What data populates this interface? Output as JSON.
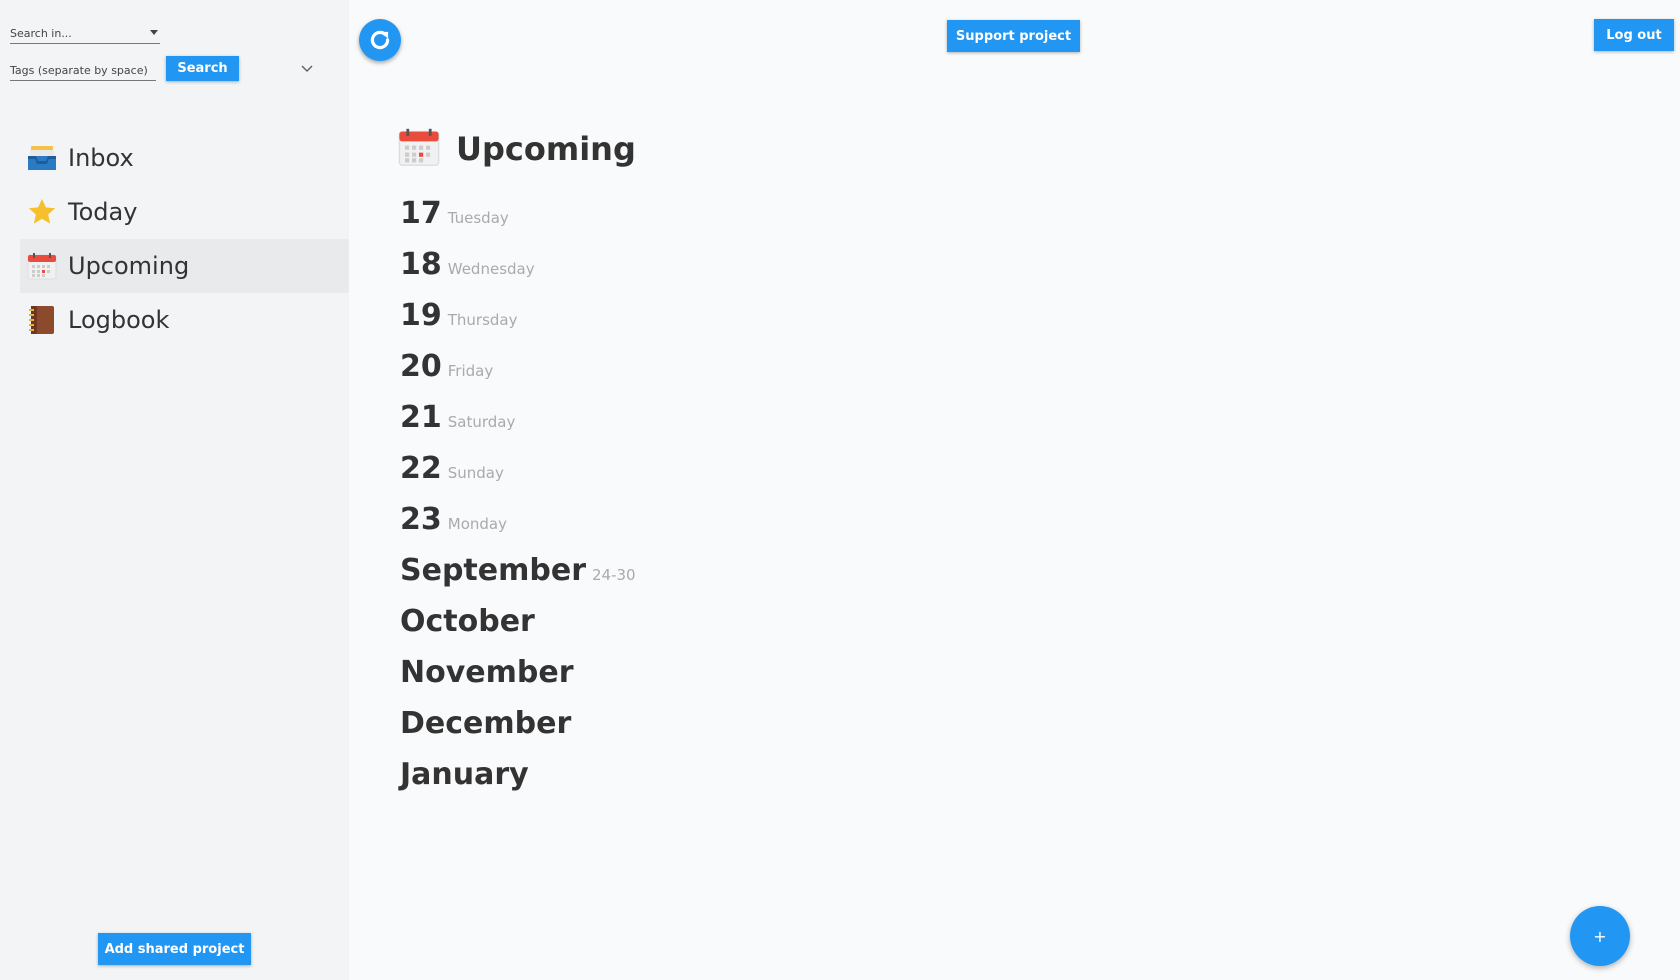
{
  "search": {
    "search_in_placeholder": "Search in...",
    "tags_placeholder": "Tags (separate by space)",
    "search_button": "Search"
  },
  "sidebar": {
    "items": [
      {
        "label": "Inbox",
        "icon": "inbox-tray-icon"
      },
      {
        "label": "Today",
        "icon": "star-icon"
      },
      {
        "label": "Upcoming",
        "icon": "calendar-icon",
        "active": true
      },
      {
        "label": "Logbook",
        "icon": "notebook-icon"
      }
    ],
    "add_shared_project": "Add shared project"
  },
  "header": {
    "support_project": "Support project",
    "log_out": "Log out"
  },
  "main": {
    "title": "Upcoming",
    "days": [
      {
        "num": "17",
        "name": "Tuesday"
      },
      {
        "num": "18",
        "name": "Wednesday"
      },
      {
        "num": "19",
        "name": "Thursday"
      },
      {
        "num": "20",
        "name": "Friday"
      },
      {
        "num": "21",
        "name": "Saturday"
      },
      {
        "num": "22",
        "name": "Sunday"
      },
      {
        "num": "23",
        "name": "Monday"
      }
    ],
    "months": [
      {
        "name": "September",
        "range": "24-30"
      },
      {
        "name": "October",
        "range": ""
      },
      {
        "name": "November",
        "range": ""
      },
      {
        "name": "December",
        "range": ""
      },
      {
        "name": "January",
        "range": ""
      }
    ]
  },
  "fab_label": "+",
  "colors": {
    "accent": "#2196f3",
    "sidebar_bg": "#f3f4f6",
    "main_bg": "#f9fafb",
    "active_item_bg": "#e9eaec"
  }
}
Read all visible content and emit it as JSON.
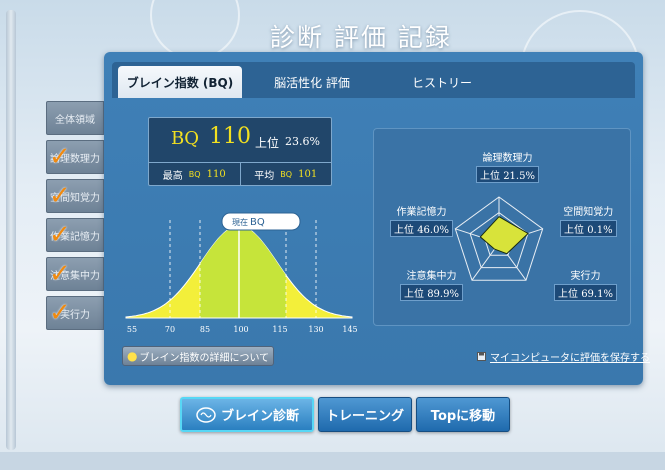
{
  "page_title": "診断 評価 記録",
  "tabs": [
    {
      "label": "ブレイン指数 (BQ)",
      "active": true
    },
    {
      "label": "脳活性化 評価",
      "active": false
    },
    {
      "label": "ヒストリー",
      "active": false
    }
  ],
  "side_tabs": [
    {
      "label": "全体領域",
      "checked": false
    },
    {
      "label": "論理数理力",
      "checked": true
    },
    {
      "label": "空間知覚力",
      "checked": true
    },
    {
      "label": "作業記憶力",
      "checked": true
    },
    {
      "label": "注意集中力",
      "checked": true
    },
    {
      "label": "実行力",
      "checked": true
    }
  ],
  "bq": {
    "label": "BQ",
    "value": "110",
    "rank_label": "上位",
    "rank_pct": "23.6%",
    "max_label": "最高",
    "max_bq": "BQ",
    "max_value": "110",
    "avg_label": "平均",
    "avg_bq": "BQ",
    "avg_value": "101"
  },
  "bell_chart": {
    "marker_label_prefix": "現在",
    "marker_label": "BQ",
    "x_ticks": [
      "55",
      "70",
      "85",
      "100",
      "115",
      "130",
      "145"
    ]
  },
  "chart_data": {
    "type": "radar",
    "axes": [
      "論理数理力",
      "空間知覚力",
      "実行力",
      "注意集中力",
      "作業記憶力"
    ],
    "rank_label": "上位",
    "values_pct": [
      "21.5%",
      "0.1%",
      "69.1%",
      "89.9%",
      "46.0%"
    ],
    "fill_color": "#d8e33a"
  },
  "detail_button": "ブレイン指数の詳細について",
  "save_link": "マイコンピュータに評価を保存する",
  "bottom_buttons": [
    {
      "label": "ブレイン診断",
      "active": true
    },
    {
      "label": "トレーニング",
      "active": false
    },
    {
      "label": "Topに移動",
      "active": false
    }
  ],
  "colors": {
    "accent": "#f08a10",
    "bell_fill": "#c6e43a",
    "bell_tail": "#f3ef3a"
  }
}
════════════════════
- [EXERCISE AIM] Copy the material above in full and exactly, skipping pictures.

- [EXERCISE OUTPUT]
What data populates this interface? Output as JSON.
{
  "search": {
    "search_in_placeholder": "Search in...",
    "tags_placeholder": "Tags (separate by space)",
    "search_button": "Search"
  },
  "sidebar": {
    "items": [
      {
        "label": "Inbox",
        "icon": "inbox-tray-icon"
      },
      {
        "label": "Today",
        "icon": "star-icon"
      },
      {
        "label": "Upcoming",
        "icon": "calendar-icon",
        "active": true
      },
      {
        "label": "Logbook",
        "icon": "notebook-icon"
      }
    ],
    "add_shared_project": "Add shared project"
  },
  "header": {
    "support_project": "Support project",
    "log_out": "Log out"
  },
  "main": {
    "title": "Upcoming",
    "days": [
      {
        "num": "17",
        "name": "Tuesday"
      },
      {
        "num": "18",
        "name": "Wednesday"
      },
      {
        "num": "19",
        "name": "Thursday"
      },
      {
        "num": "20",
        "name": "Friday"
      },
      {
        "num": "21",
        "name": "Saturday"
      },
      {
        "num": "22",
        "name": "Sunday"
      },
      {
        "num": "23",
        "name": "Monday"
      }
    ],
    "months": [
      {
        "name": "September",
        "range": "24-30"
      },
      {
        "name": "October",
        "range": ""
      },
      {
        "name": "November",
        "range": ""
      },
      {
        "name": "December",
        "range": ""
      },
      {
        "name": "January",
        "range": ""
      }
    ]
  },
  "fab_label": "+",
  "colors": {
    "accent": "#2196f3",
    "sidebar_bg": "#f3f4f6",
    "main_bg": "#f9fafb",
    "active_item_bg": "#e9eaec"
  }
}
Read all visible content and emit it as JSON.
{
  "page_title": "診断 評価 記録",
  "tabs": [
    {
      "label": "ブレイン指数 (BQ)",
      "active": true
    },
    {
      "label": "脳活性化 評価",
      "active": false
    },
    {
      "label": "ヒストリー",
      "active": false
    }
  ],
  "side_tabs": [
    {
      "label": "全体領域",
      "checked": false
    },
    {
      "label": "論理数理力",
      "checked": true
    },
    {
      "label": "空間知覚力",
      "checked": true
    },
    {
      "label": "作業記憶力",
      "checked": true
    },
    {
      "label": "注意集中力",
      "checked": true
    },
    {
      "label": "実行力",
      "checked": true
    }
  ],
  "bq": {
    "label": "BQ",
    "value": "110",
    "rank_label": "上位",
    "rank_pct": "23.6%",
    "max_label": "最高",
    "max_bq": "BQ",
    "max_value": "110",
    "avg_label": "平均",
    "avg_bq": "BQ",
    "avg_value": "101"
  },
  "bell_chart": {
    "marker_label_prefix": "現在",
    "marker_label": "BQ",
    "x_ticks": [
      "55",
      "70",
      "85",
      "100",
      "115",
      "130",
      "145"
    ]
  },
  "chart_data": {
    "type": "radar",
    "axes": [
      "論理数理力",
      "空間知覚力",
      "実行力",
      "注意集中力",
      "作業記憶力"
    ],
    "rank_label": "上位",
    "values_pct": [
      "21.5%",
      "0.1%",
      "69.1%",
      "89.9%",
      "46.0%"
    ],
    "fill_color": "#d8e33a"
  },
  "detail_button": "ブレイン指数の詳細について",
  "save_link": "マイコンピュータに評価を保存する",
  "bottom_buttons": [
    {
      "label": "ブレイン診断",
      "active": true
    },
    {
      "label": "トレーニング",
      "active": false
    },
    {
      "label": "Topに移動",
      "active": false
    }
  ],
  "colors": {
    "accent": "#f08a10",
    "bell_fill": "#c6e43a",
    "bell_tail": "#f3ef3a"
  }
}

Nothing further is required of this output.